London: What about the idea that we are self-made, that since life is an accident we have the freedom to make ourselves into anything we want?

Hillman: Yes, we worship the idea of the "self-made man" — otherwise we'd go on strike against Bill Gates having all that money! We worship that idea. We vote for Perot. We think he's a great, marvelous, honest man. We send money to his campaign, even though he is one of the richest capitalists in our culture. Imagine, sending money to Perot! It's unbelievable, yet it's part of that worship of individuality.
....
London: In our culture we tend to think of calling in terms of "vocation" or "career."

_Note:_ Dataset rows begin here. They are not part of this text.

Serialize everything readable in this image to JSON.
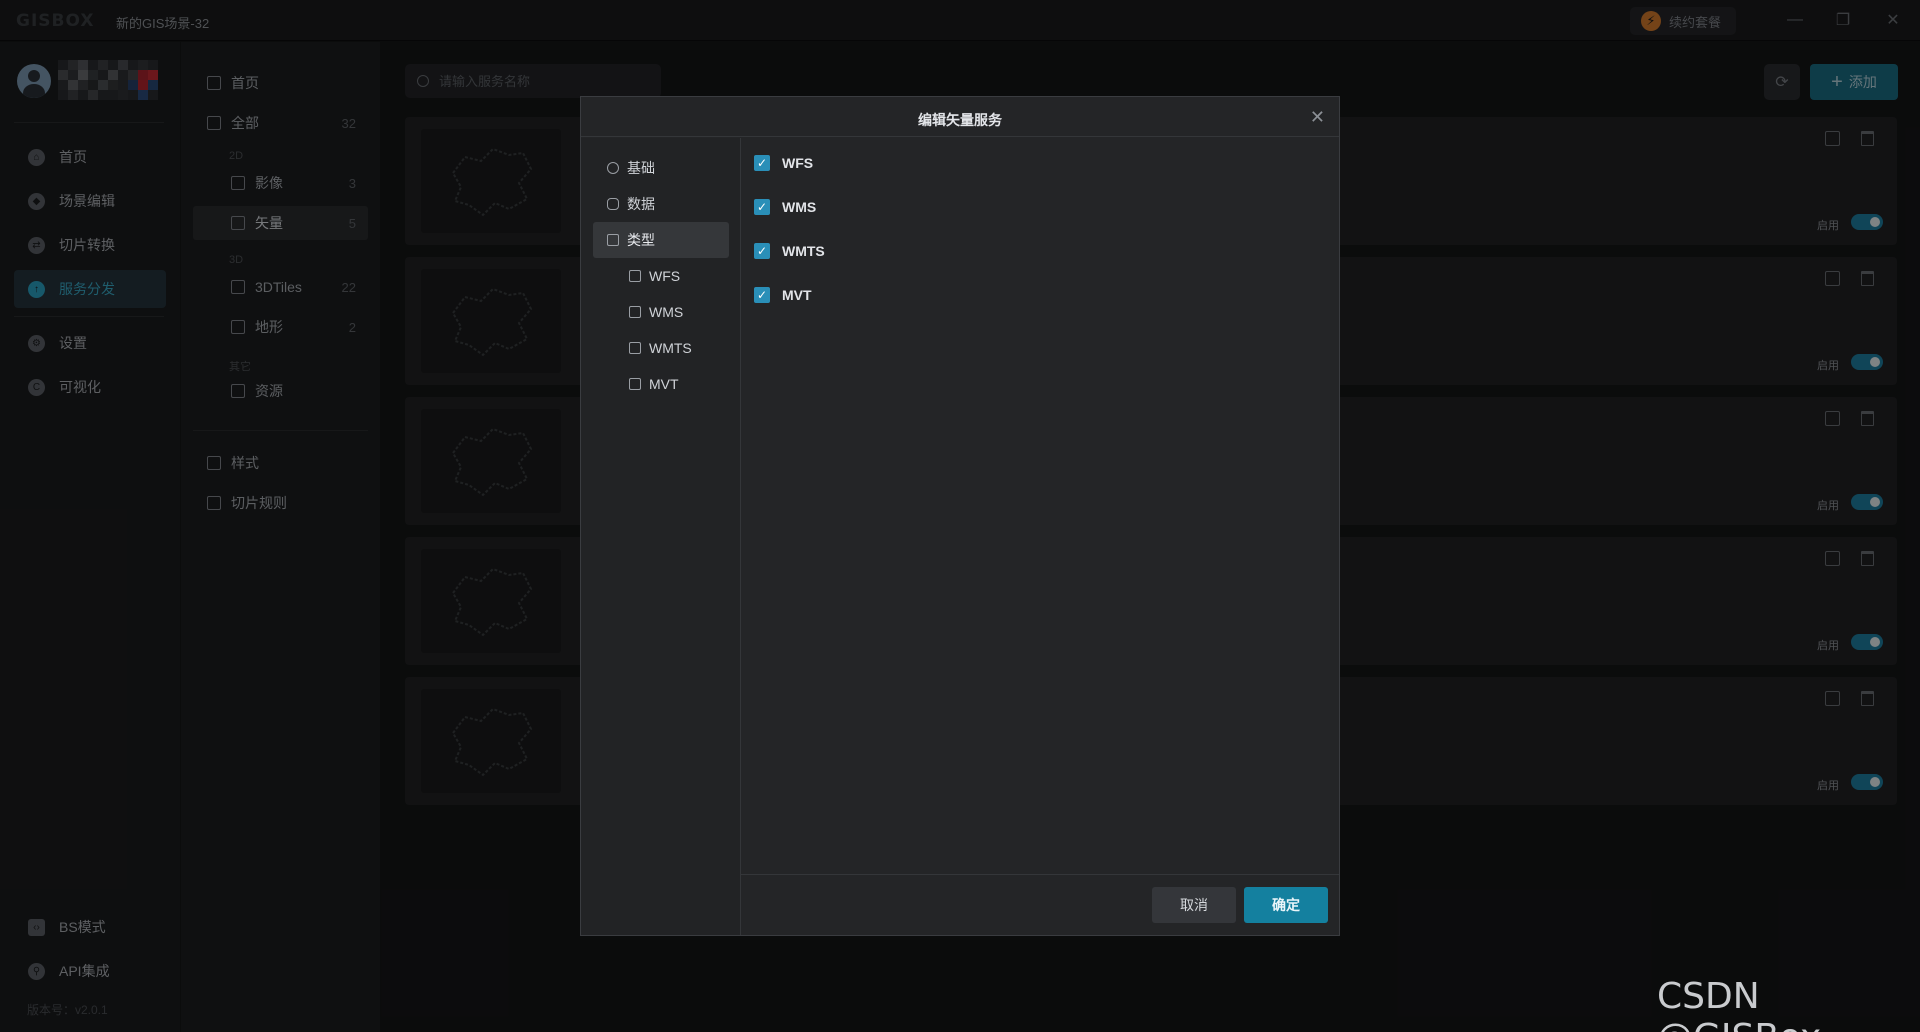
{
  "app": {
    "logo": "GISBOX",
    "title": "新的GIS场景-32",
    "renew_label": "续约套餐"
  },
  "leftnav": {
    "items": [
      {
        "label": "首页",
        "icon": "home-icon"
      },
      {
        "label": "场景编辑",
        "icon": "cube-icon"
      },
      {
        "label": "切片转换",
        "icon": "convert-icon"
      },
      {
        "label": "服务分发",
        "icon": "upload-icon"
      },
      {
        "label": "设置",
        "icon": "gear-icon"
      },
      {
        "label": "可视化",
        "icon": "chart-icon"
      }
    ],
    "bottom": [
      {
        "label": "BS模式",
        "icon": "code-icon"
      },
      {
        "label": "API集成",
        "icon": "api-icon"
      }
    ],
    "version": "版本号：v2.0.1",
    "active_index": 3
  },
  "subnav": {
    "home": "首页",
    "all": {
      "label": "全部",
      "count": "32"
    },
    "group_2d": "2D",
    "image": {
      "label": "影像",
      "count": "3"
    },
    "vector": {
      "label": "矢量",
      "count": "5"
    },
    "group_3d": "3D",
    "tiles3d": {
      "label": "3DTiles",
      "count": "22"
    },
    "terrain": {
      "label": "地形",
      "count": "2"
    },
    "group_other": "其它",
    "resource": "资源",
    "style": "样式",
    "tile_rules": "切片规则"
  },
  "main": {
    "search_placeholder": "请输入服务名称",
    "add_label": "添加",
    "enable_label": "启用",
    "card_count": 5
  },
  "dialog": {
    "title": "编辑矢量服务",
    "side": [
      {
        "label": "基础",
        "icon": "basic-icon"
      },
      {
        "label": "数据",
        "icon": "database-icon"
      },
      {
        "label": "类型",
        "icon": "type-icon"
      },
      {
        "label": "WFS",
        "icon": "type-icon"
      },
      {
        "label": "WMS",
        "icon": "type-icon"
      },
      {
        "label": "WMTS",
        "icon": "type-icon"
      },
      {
        "label": "MVT",
        "icon": "type-icon"
      }
    ],
    "options": [
      {
        "label": "WFS",
        "checked": true
      },
      {
        "label": "WMS",
        "checked": true
      },
      {
        "label": "WMTS",
        "checked": true
      },
      {
        "label": "MVT",
        "checked": true
      }
    ],
    "cancel_label": "取消",
    "ok_label": "确定"
  },
  "watermark": "CSDN @GISBox",
  "colors": {
    "accent": "#14809f",
    "checkbox": "#2a8fb8",
    "active_nav": "#39a9c7"
  }
}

Hillman: Yes, but calling can refer not only to ways of doing — meaning work — but also to ways of being. Take being a friend. Goethe said that his friend Eckermann was born for friendship. Aristotle made friendship one of the great virtues. In his book on ethics, three or four chapters are on friendship. In the past, friendship was a huge thing. But it's hard for us to think of friendship as a calling, because it's not a vocation.
Anyways. :)
“To live is enough.” ― Shunryu Suzuki
JamesN.
Associate
Posts: 2187
Joined: Sat Mar 04, 2006 2:46 am
Location: Nashville, Tn.

Post by JamesN. » Wed Sep 04, 2013 2:50 pm

Hey Andreas.

Some nice things you have brought up in this post. How we view the life process, the adventure we undertake, the understanding of the role of friendship, how we perceive work, doing, being, vocation and it's calling among others as components of a larger mosaic. ( Indeed living itself is a complicated undertaking that we human beings are asked to address anyway; no? :roll: )

All in all a great piece by Hillman that I had to read hurriedly while getting ready for work. But here is something in it that I'm not sure about so therein may lie the possibilty of a misinterpretation. I'll give it another read through later when I have more time.

Thanks Andreas. 8)

Addendum: I revised some of this post because I just didn't think my earlier impressions of Hillman's piece were correct. ( Note to self ); I should probably wait till later before jumping to any conclusions. :wink:
Last edited by JamesN. on Wed Sep 04, 2013 5:52 pm, edited 1 time in total.
What do I know? - Michael de Montaigne
CarmelaBear
Associate
Posts: 4087
Joined: Wed Nov 27, 2002 3:51 pm
Location: The Land of Enchantment

Post by CarmelaBear » Wed Sep 04, 2013 5:06 pm

romansh wrote:
CarmelaBear wrote: The question lately is:
Who the hell am I, anyway? What was all the fuss about?
It just seems like I am not connected to the Big Picture, whatever that is.

~
It's funny - like I said before - when I look into myself, I see the universe staring back at me.
My universe is overweight.

~
Locked